I remember watching the half-time show of the first Superbowl after 9/11. U2 played something meditative while the names of the recently killed scrolled down a giant monitor behind them. Something about their performance struck me, and I realized that no other group could have pulled it off. It’s funny that with all the recent half-time show mini-scandals that one haunting and necessary performance is all but forgotten. I’m glad to find that the voice of that moment is as credible today as it was then. But then came this:
So what needs to be done?

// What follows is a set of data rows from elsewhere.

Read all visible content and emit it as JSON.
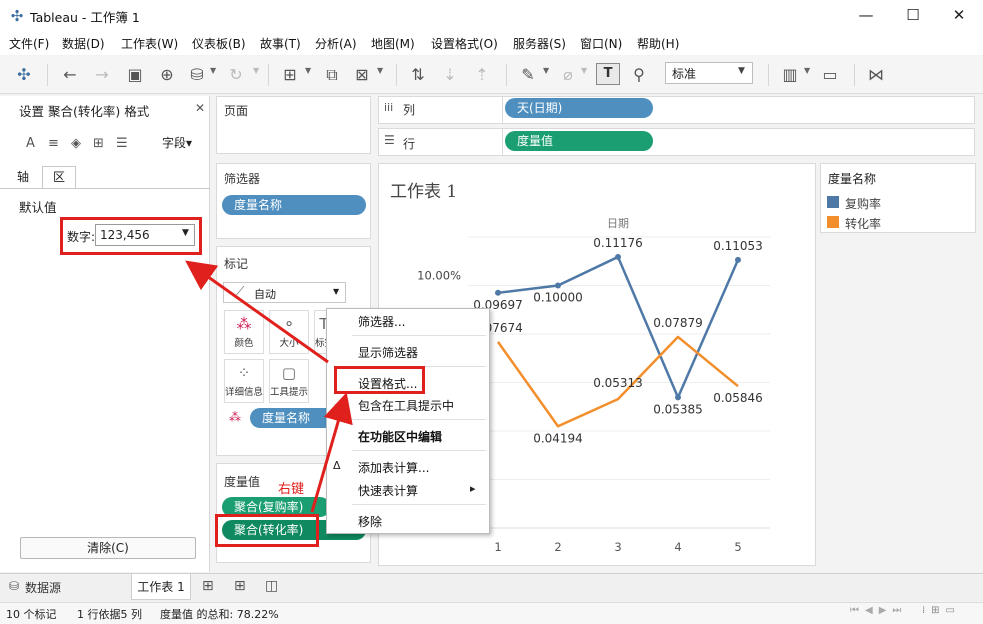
{
  "window": {
    "title": "Tableau - 工作簿 1",
    "minimize": "—",
    "maximize": "☐",
    "close": "✕"
  },
  "menu": [
    "文件(F)",
    "数据(D)",
    "工作表(W)",
    "仪表板(B)",
    "故事(T)",
    "分析(A)",
    "地图(M)",
    "设置格式(O)",
    "服务器(S)",
    "窗口(N)",
    "帮助(H)"
  ],
  "toolbar": {
    "fit_value": "标准"
  },
  "format_pane": {
    "title": "设置 聚合(转化率) 格式",
    "fields_label": "字段▾",
    "tabs": [
      "轴",
      "区"
    ],
    "section": "默认值",
    "number_label": "数字:",
    "number_value": "123,456",
    "clear_label": "清除(C)"
  },
  "pages_label": "页面",
  "columns": {
    "label": "列",
    "pill": "天(日期)"
  },
  "rows": {
    "label": "行",
    "pill": "度量值"
  },
  "filters": {
    "label": "筛选器",
    "pill": "度量名称"
  },
  "marks": {
    "label": "标记",
    "type": "自动",
    "cards": [
      "颜色",
      "大小",
      "标签",
      "详细信息",
      "工具提示"
    ],
    "color_pill": "度量名称"
  },
  "measure_values": {
    "label": "度量值",
    "pills": [
      "聚合(复购率)",
      "聚合(转化率)"
    ]
  },
  "annotation": {
    "right_click": "右键"
  },
  "context_menu": {
    "items": [
      "筛选器...",
      "显示筛选器",
      "设置格式...",
      "包含在工具提示中",
      "在功能区中编辑",
      "添加表计算...",
      "快速表计算",
      "移除"
    ],
    "submenu_arrow": "▸",
    "check": "✓",
    "delta": "Δ"
  },
  "legend": {
    "title": "度量名称",
    "items": [
      {
        "label": "复购率",
        "color": "#4e79a7"
      },
      {
        "label": "转化率",
        "color": "#f28e2b"
      }
    ]
  },
  "bottom_tabs": {
    "datasource": "数据源",
    "sheet": "工作表 1"
  },
  "status": {
    "marks": "10 个标记",
    "rows_cols": "1 行依据5 列",
    "sum": "度量值 的总和: 78.22%"
  },
  "chart_data": {
    "type": "line",
    "title": "工作表 1",
    "xlabel": "日期",
    "categories": [
      "1",
      "2",
      "3",
      "4",
      "5"
    ],
    "y_tick_label": "10.00%",
    "series": [
      {
        "name": "复购率",
        "color": "#4e79a7",
        "values": [
          0.09697,
          0.1,
          0.11176,
          0.05385,
          0.11053
        ],
        "labels": [
          "0.09697",
          "0.10000",
          "0.11176",
          "0.05385",
          "0.11053"
        ]
      },
      {
        "name": "转化率",
        "color": "#f28e2b",
        "values": [
          0.07674,
          0.04194,
          0.05313,
          0.07879,
          0.05846
        ],
        "labels": [
          "0.07674",
          "0.04194",
          "0.05313",
          "0.07879",
          "0.05846"
        ]
      }
    ]
  }
}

There's a word all of us have learned to undervalue: compromise. Bill Clinton once rang us, because he was collecting opinions on whether he should give Martin McGuinness and Gerry Adams [of Sinn Féin, the political wing of the Irish Republican Army] a visa into the United States. I thought, "These people have put bombs in supermarkets, and many innocent people have lost their lives." So I said, "No. Don't dignify them." And he said, "But shouldn't you always talk to people?" And I said, "Yeah, but you dignify them."
I was wrong. Clinton did exactly the right thing in talking to the Provisional IRA and other extremist elements. Now they have to do the same, in my opinion, with Hamas, and they have to do the same with Al Qaeda. You have to involve them in dialogue.

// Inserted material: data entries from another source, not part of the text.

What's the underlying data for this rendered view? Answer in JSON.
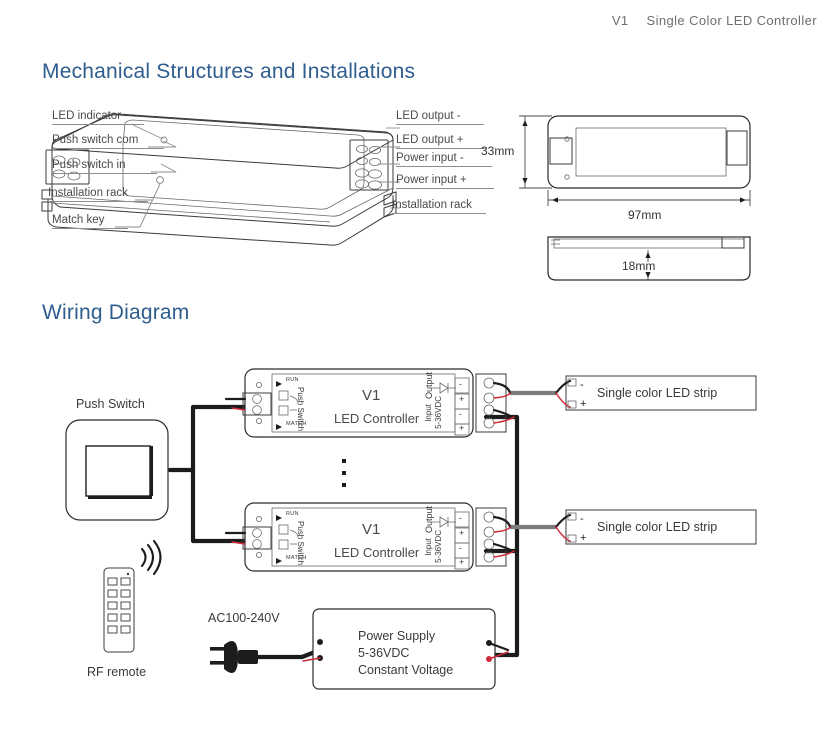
{
  "header": {
    "model": "V1",
    "title": "Single Color LED Controller"
  },
  "sections": {
    "mechanical": "Mechanical Structures and Installations",
    "wiring": "Wiring Diagram"
  },
  "mechanical": {
    "left_labels": [
      "LED indicator",
      "Push switch com",
      "Push switch in",
      "Installation rack",
      "Match key"
    ],
    "right_labels": [
      "LED output -",
      "LED output +",
      "Power input -",
      "Power input +",
      "Installation rack"
    ],
    "dimensions": {
      "height": "33mm",
      "length": "97mm",
      "depth": "18mm"
    }
  },
  "wiring": {
    "push_switch_label": "Push Switch",
    "rf_remote_label": "RF remote",
    "ac_input_label": "AC100-240V",
    "power_supply": {
      "line1": "Power Supply",
      "line2": "5-36VDC",
      "line3": "Constant Voltage"
    },
    "controllers": [
      {
        "model": "V1",
        "subtitle": "LED Controller",
        "run_label": "RUN",
        "match_label": "MATCH",
        "push_switch_label": "Push Switch",
        "output_label": "Output",
        "input_label": "Input",
        "input_voltage": "5-36VDC",
        "terminal_minus": "-",
        "terminal_plus": "+"
      },
      {
        "model": "V1",
        "subtitle": "LED Controller",
        "run_label": "RUN",
        "match_label": "MATCH",
        "push_switch_label": "Push Switch",
        "output_label": "Output",
        "input_label": "Input",
        "input_voltage": "5-36VDC",
        "terminal_minus": "-",
        "terminal_plus": "+"
      }
    ],
    "led_strips": [
      {
        "label": "Single color LED strip",
        "minus": "-",
        "plus": "+"
      },
      {
        "label": "Single color LED strip",
        "minus": "-",
        "plus": "+"
      }
    ],
    "repeat_indicator": "vertical-ellipsis"
  },
  "colors": {
    "heading": "#2e5d8e",
    "header_text": "#6e6e6e",
    "wire_positive": "#cf2b3a",
    "wire_negative": "#1c1c1c",
    "wire_bundle": "#7d7d7d"
  }
}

To get so much wrong in such a small space! If there’s a word that we’ve all come to overvalue it’s “compromise”. And you can’t offer peaceful coexistence to someone who demands your unconditional destruction. People never tire of making the ludicrous comparison between the IRA and jihadists. The former sought legitimate goals through abhorrent means. For the latter, the carnage of the means is the goal in microcosm. On a related point, Mark Steyn recently said of Hamas: “Most nationalist movements of the post-colonial era. . . use terrorism as a means of achieving nationalism; the Palestinians are the opposite. It’s a terrorist movement using the cover of nationalism as a means to pursue their terrorist goals.” I could be cute and say such enthusiasm for—ughh, must I?—“dialogue” with fascists may explain Bono’s recent praise for Nancy Pelosi. He’ll be presenting Bashar Assad’s favorite member of Congress with an Outstanding Achievement Award. But the award is for her AIDS-related work, and I think his being there speaks to the larger issue anyway. Bono is an extremely skilled politician. He pushes his agenda through in ways that Nancy Pelosi can’t even approach. We’ve come to a strange state of affairs when rock stars change legislation and the Senate stages bed-ins for peace. Bono’s seriousness, effectiveness and savvy serve as an interesting palette against which we can contrast the activism of a recently deceased rebel: Norman Mailer. The forces of compromise and revolt are seemingly inversed in the men’s lives. Mailer actually did compromise his creative genius and then turn his outrage into buffoonery. His mid-career work was ruined by the deadly mix of political fervor and mounting creditors. And his public rabble-rousing was gummed up with poetic haughtiness. Laudably, Bono knows when to shut up and when to sing. But not quite when to fight.